From the entries that follow, gather each line holding the word "JSON".

Data records:

============

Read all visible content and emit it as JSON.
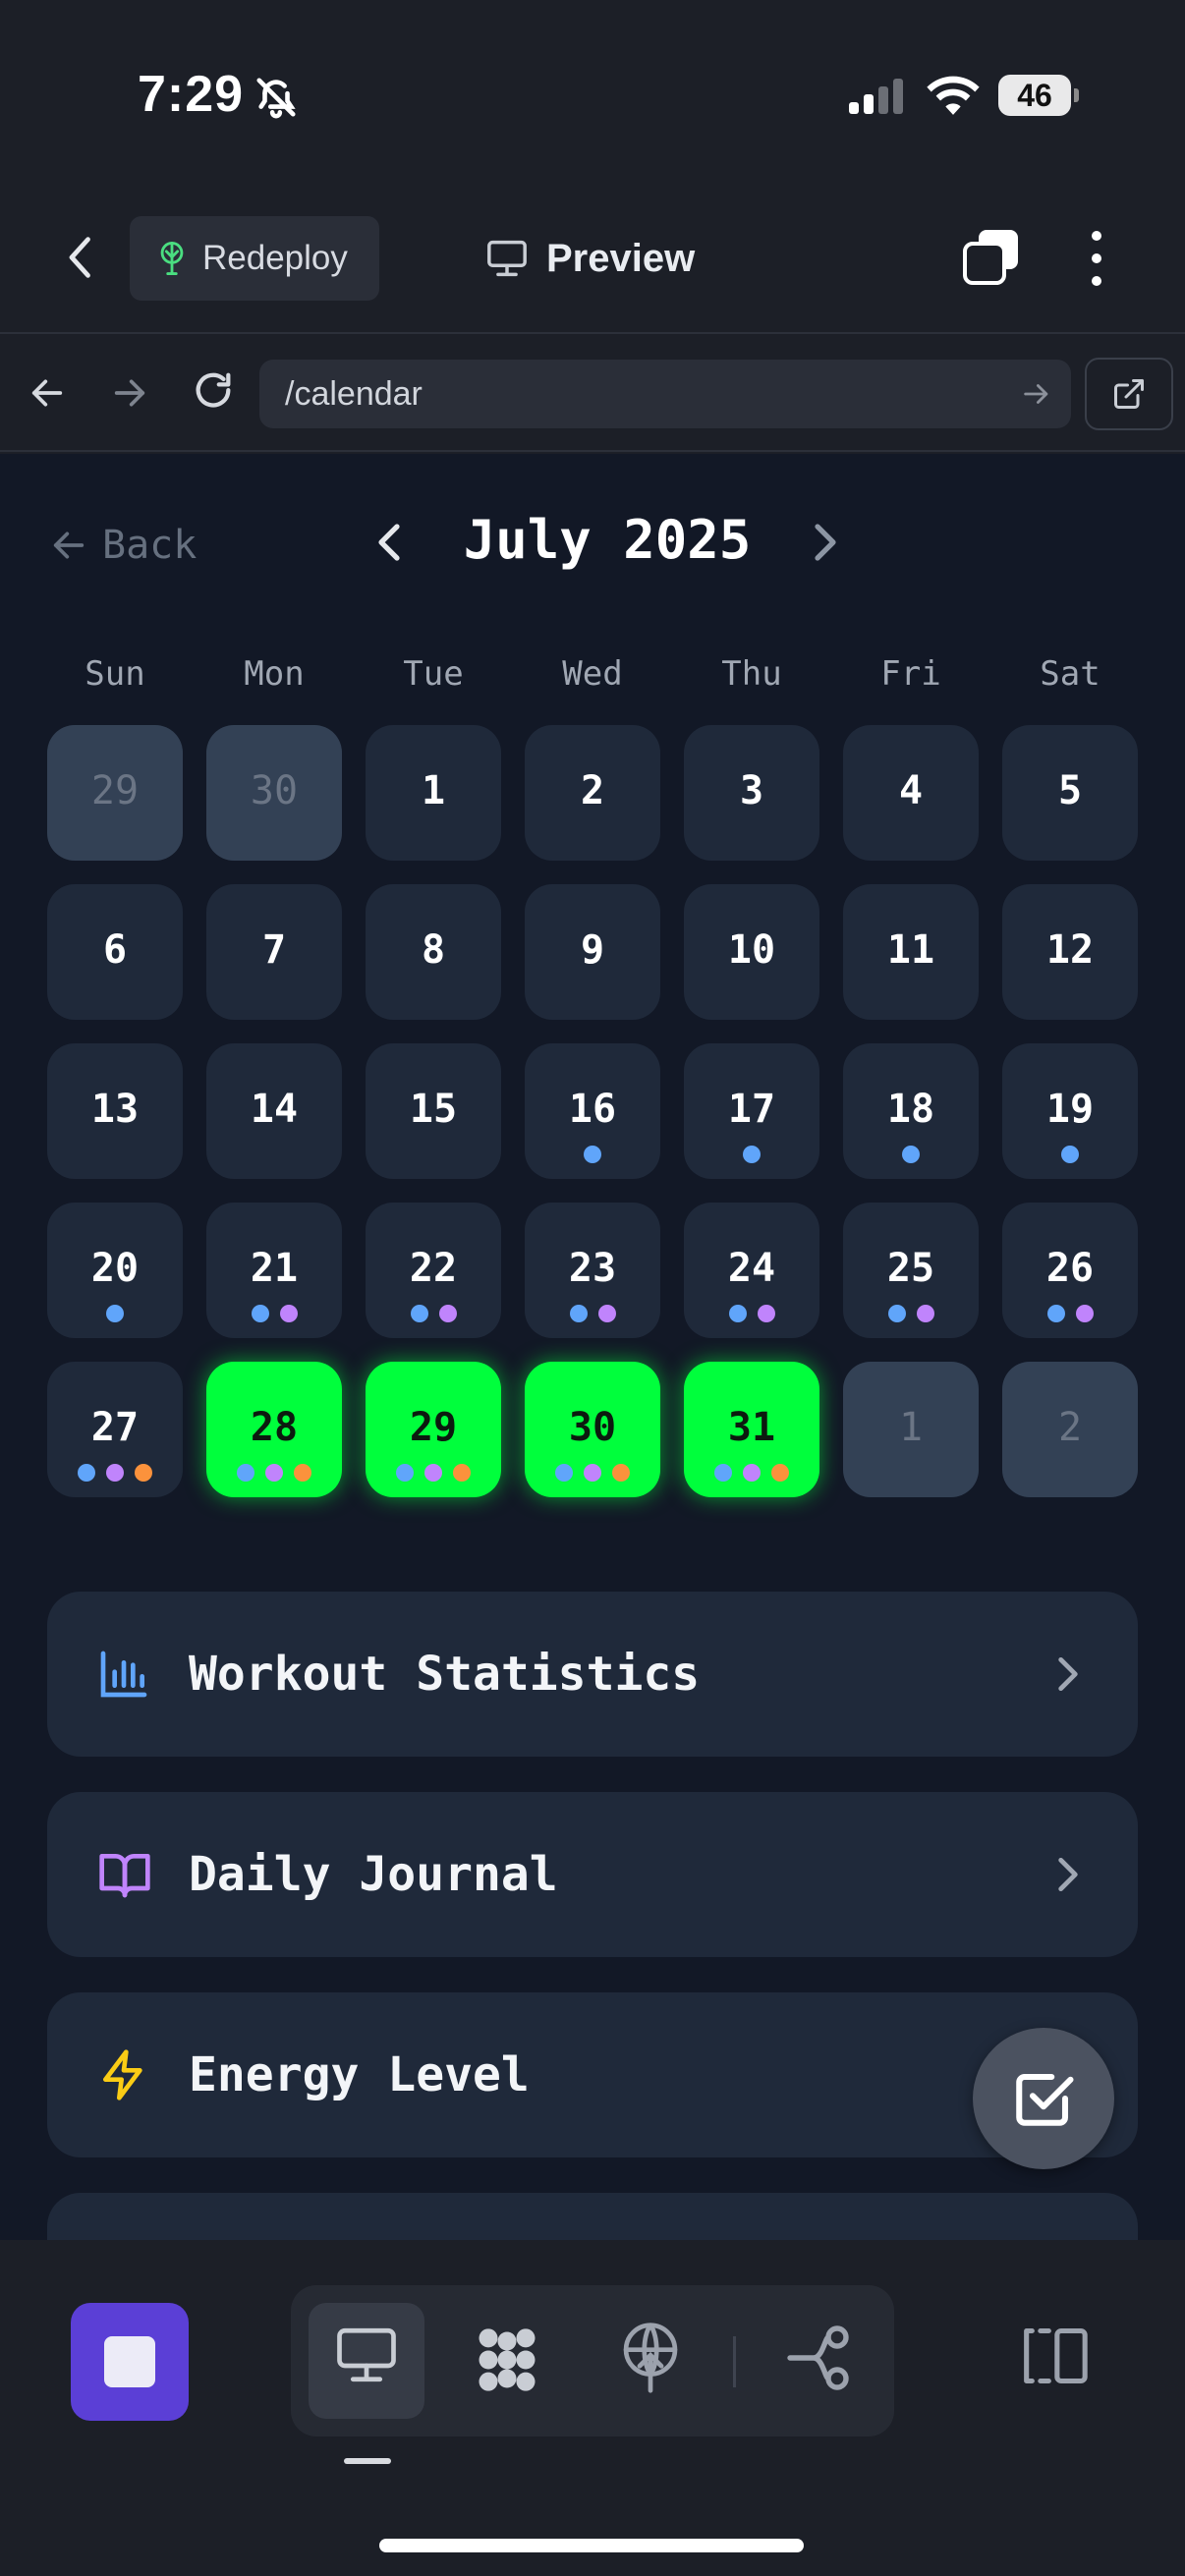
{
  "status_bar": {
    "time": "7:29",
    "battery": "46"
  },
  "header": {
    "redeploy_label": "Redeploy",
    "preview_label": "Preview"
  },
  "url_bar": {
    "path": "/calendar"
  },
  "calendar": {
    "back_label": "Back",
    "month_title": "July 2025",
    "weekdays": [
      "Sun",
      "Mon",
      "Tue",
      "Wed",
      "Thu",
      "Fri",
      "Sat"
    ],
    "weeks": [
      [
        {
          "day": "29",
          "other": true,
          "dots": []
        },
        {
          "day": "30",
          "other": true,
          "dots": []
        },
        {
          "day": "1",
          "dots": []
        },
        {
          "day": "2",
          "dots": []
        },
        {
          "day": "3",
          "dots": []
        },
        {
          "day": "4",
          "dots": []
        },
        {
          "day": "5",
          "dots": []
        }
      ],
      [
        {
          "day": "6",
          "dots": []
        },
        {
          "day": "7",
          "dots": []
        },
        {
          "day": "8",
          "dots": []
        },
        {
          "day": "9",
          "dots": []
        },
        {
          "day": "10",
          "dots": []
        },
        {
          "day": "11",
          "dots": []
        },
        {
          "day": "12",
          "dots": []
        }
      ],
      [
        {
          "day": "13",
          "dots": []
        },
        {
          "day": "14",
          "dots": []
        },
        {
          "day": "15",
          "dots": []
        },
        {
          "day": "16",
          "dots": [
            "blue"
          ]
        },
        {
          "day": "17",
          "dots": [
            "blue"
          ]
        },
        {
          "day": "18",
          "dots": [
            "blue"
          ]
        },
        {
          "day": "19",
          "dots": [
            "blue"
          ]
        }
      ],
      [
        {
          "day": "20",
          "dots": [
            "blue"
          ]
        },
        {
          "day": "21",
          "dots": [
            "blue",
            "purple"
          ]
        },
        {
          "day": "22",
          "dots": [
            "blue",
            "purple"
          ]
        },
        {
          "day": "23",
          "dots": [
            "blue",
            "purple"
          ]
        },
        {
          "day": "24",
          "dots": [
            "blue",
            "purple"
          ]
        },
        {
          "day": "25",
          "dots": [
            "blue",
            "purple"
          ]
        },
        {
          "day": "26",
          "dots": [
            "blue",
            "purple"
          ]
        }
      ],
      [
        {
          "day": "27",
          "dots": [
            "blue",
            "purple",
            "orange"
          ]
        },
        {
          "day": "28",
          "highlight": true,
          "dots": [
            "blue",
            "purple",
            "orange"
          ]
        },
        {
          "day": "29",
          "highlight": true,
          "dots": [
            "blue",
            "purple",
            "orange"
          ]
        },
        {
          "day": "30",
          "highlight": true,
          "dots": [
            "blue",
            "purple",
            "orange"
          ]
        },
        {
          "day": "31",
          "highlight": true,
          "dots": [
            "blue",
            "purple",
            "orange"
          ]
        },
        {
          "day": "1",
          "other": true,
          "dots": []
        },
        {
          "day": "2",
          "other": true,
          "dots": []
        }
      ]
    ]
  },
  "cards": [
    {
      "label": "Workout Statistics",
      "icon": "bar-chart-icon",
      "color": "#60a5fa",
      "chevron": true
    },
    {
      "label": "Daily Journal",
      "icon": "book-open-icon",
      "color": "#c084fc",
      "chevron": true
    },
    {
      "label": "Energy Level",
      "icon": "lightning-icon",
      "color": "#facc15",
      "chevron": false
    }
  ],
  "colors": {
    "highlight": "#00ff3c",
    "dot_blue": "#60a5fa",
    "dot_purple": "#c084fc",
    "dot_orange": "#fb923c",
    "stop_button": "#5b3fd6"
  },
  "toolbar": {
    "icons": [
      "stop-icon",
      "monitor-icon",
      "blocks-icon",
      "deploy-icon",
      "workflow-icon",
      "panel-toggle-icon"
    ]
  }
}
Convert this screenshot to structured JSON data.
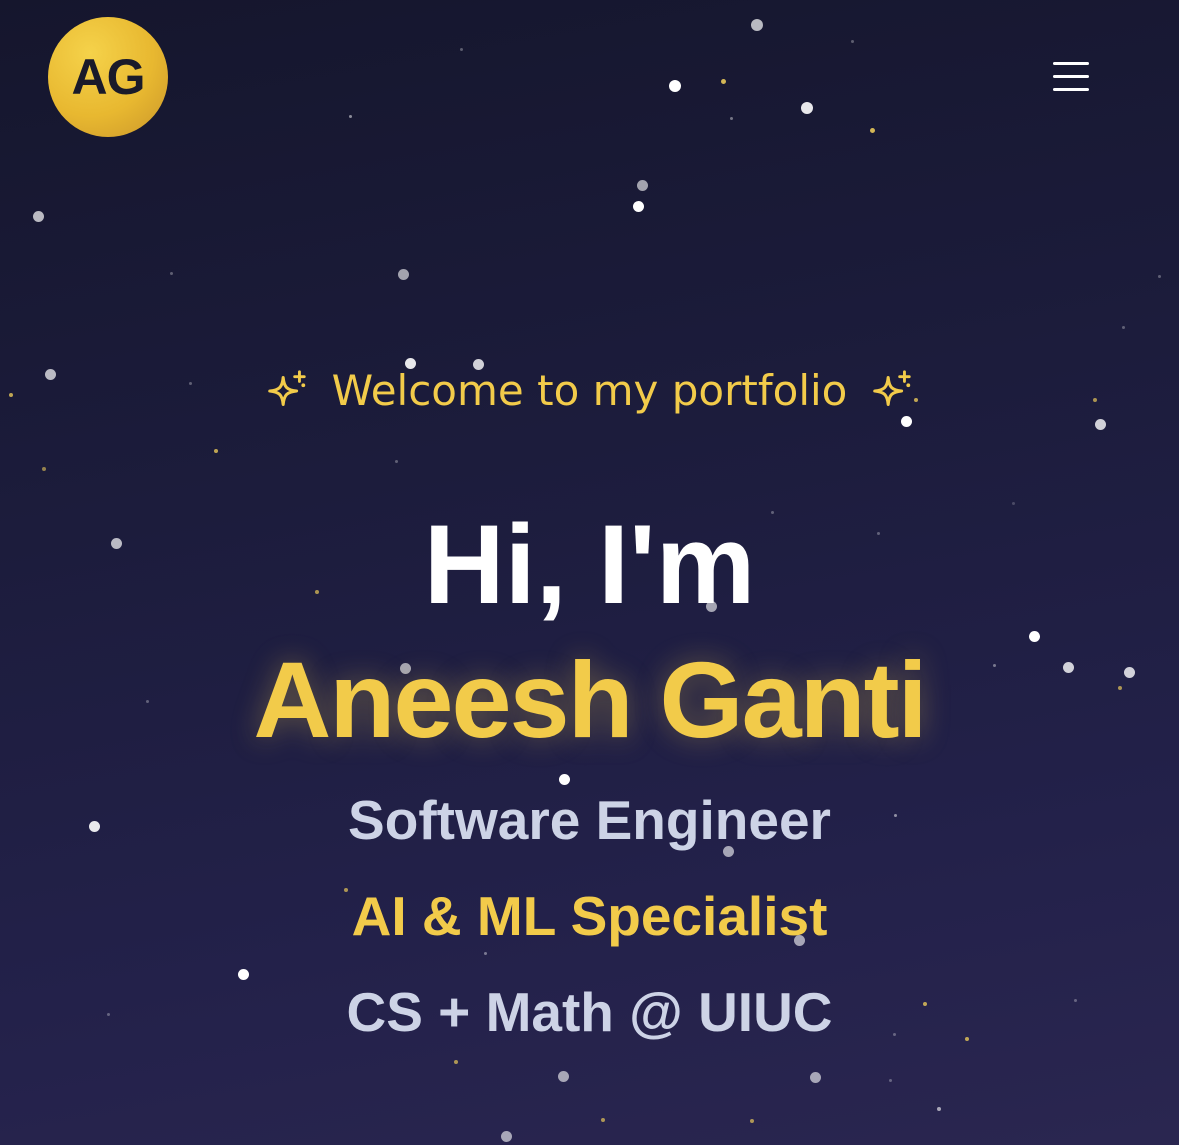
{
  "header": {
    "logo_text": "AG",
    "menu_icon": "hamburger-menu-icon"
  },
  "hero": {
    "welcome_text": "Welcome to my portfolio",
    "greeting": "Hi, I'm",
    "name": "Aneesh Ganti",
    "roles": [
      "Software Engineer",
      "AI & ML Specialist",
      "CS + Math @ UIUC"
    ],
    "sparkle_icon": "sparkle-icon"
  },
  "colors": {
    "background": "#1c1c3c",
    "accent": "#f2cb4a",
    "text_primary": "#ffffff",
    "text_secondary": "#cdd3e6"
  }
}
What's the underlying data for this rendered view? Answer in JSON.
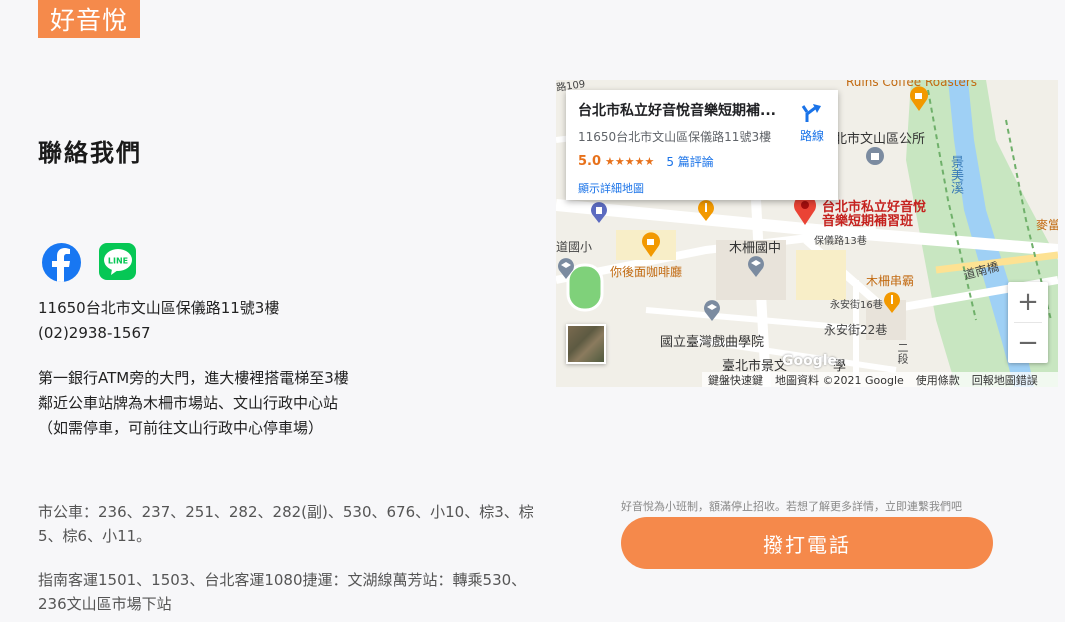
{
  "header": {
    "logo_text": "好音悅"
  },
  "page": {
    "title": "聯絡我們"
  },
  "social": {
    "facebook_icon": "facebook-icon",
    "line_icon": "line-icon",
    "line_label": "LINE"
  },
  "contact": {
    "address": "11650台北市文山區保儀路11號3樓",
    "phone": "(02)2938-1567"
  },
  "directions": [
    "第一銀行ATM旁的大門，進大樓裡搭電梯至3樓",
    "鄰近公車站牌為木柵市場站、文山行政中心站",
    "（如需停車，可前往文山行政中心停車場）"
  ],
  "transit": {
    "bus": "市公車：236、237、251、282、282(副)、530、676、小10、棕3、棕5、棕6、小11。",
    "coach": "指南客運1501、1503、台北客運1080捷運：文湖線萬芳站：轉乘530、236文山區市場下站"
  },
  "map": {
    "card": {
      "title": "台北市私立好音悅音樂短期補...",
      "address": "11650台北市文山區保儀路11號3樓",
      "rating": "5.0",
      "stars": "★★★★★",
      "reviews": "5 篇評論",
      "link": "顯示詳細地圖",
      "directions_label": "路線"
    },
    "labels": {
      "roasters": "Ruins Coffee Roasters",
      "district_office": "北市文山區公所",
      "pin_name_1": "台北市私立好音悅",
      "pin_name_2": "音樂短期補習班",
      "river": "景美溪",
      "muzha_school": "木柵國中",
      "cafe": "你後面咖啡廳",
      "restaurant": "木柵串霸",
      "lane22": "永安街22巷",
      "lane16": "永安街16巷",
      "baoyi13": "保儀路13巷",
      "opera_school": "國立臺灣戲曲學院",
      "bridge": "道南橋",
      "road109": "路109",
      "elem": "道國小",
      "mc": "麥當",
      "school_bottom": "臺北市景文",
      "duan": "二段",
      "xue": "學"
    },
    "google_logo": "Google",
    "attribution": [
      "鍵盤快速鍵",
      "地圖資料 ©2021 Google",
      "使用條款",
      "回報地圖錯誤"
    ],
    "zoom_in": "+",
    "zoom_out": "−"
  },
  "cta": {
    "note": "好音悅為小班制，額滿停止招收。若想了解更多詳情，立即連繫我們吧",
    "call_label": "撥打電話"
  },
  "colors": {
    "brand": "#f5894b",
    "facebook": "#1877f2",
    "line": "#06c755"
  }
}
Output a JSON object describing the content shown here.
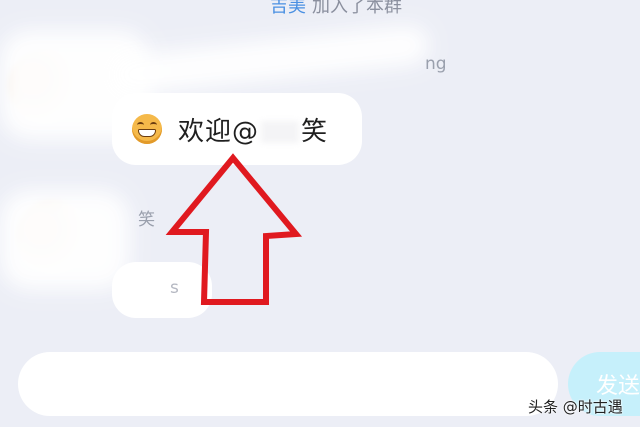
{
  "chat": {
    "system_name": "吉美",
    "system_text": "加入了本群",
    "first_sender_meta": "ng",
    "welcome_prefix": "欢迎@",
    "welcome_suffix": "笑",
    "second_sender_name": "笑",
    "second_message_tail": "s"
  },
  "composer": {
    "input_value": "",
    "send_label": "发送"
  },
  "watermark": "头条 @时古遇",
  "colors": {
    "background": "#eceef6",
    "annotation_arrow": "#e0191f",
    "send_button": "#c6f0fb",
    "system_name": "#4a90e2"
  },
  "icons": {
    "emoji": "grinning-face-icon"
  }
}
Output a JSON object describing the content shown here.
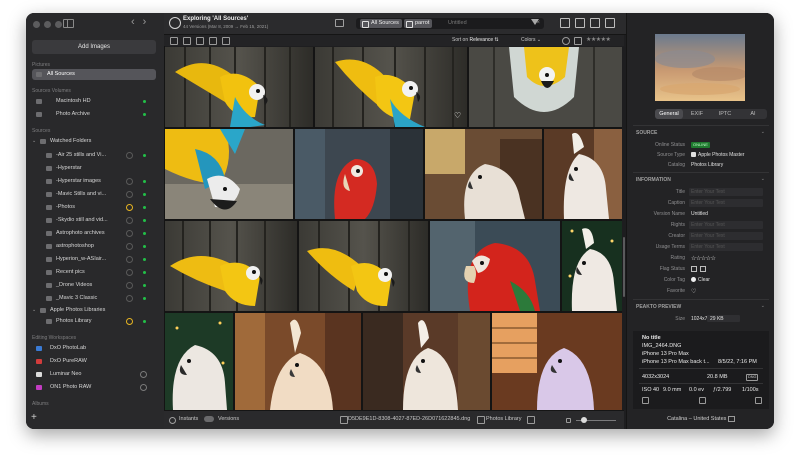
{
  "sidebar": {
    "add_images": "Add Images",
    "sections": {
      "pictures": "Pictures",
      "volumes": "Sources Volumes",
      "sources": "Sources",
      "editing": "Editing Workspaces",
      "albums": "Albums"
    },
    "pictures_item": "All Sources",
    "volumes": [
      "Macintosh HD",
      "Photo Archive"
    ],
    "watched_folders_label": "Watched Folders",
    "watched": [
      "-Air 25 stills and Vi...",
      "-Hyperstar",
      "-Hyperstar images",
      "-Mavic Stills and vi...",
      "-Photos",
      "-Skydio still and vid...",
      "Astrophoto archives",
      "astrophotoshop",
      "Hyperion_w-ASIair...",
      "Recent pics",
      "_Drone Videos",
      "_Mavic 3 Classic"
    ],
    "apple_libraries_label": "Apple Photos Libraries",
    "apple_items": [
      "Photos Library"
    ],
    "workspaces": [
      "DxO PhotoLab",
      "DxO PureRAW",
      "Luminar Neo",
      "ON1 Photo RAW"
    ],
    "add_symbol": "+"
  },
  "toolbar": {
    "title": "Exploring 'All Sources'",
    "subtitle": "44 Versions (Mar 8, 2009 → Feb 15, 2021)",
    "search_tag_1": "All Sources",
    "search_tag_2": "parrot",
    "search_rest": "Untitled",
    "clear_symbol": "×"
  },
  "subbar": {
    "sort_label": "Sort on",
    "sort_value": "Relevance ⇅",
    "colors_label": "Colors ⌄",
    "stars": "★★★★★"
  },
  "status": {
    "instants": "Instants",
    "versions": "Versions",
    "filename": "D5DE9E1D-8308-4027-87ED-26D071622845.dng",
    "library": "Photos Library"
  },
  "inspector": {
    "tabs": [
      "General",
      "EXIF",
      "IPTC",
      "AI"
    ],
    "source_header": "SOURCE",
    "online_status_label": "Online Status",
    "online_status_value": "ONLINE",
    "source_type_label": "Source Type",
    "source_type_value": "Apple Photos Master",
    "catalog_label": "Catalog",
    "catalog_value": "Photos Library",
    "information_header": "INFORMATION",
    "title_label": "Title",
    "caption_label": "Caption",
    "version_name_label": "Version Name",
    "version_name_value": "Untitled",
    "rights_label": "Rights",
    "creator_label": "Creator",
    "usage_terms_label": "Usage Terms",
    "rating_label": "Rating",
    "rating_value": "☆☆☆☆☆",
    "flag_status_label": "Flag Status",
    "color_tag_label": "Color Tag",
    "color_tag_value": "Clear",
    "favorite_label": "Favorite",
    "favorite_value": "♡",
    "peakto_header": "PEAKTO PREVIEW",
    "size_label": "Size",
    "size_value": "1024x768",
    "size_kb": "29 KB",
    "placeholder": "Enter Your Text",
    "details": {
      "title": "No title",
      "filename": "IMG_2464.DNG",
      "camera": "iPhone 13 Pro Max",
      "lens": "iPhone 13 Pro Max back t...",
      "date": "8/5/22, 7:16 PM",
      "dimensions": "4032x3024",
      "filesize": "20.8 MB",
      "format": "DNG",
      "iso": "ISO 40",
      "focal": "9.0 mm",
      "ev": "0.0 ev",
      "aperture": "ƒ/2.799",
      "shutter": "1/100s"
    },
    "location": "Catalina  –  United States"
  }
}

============

Solution —
Read all visible content and emit it as JSON.
Convert this screenshot to structured JSON data.
What's the underlying data for this rendered view? Answer in JSON.
Output a JSON object describing the content shown here.
Output a JSON object describing the content shown here.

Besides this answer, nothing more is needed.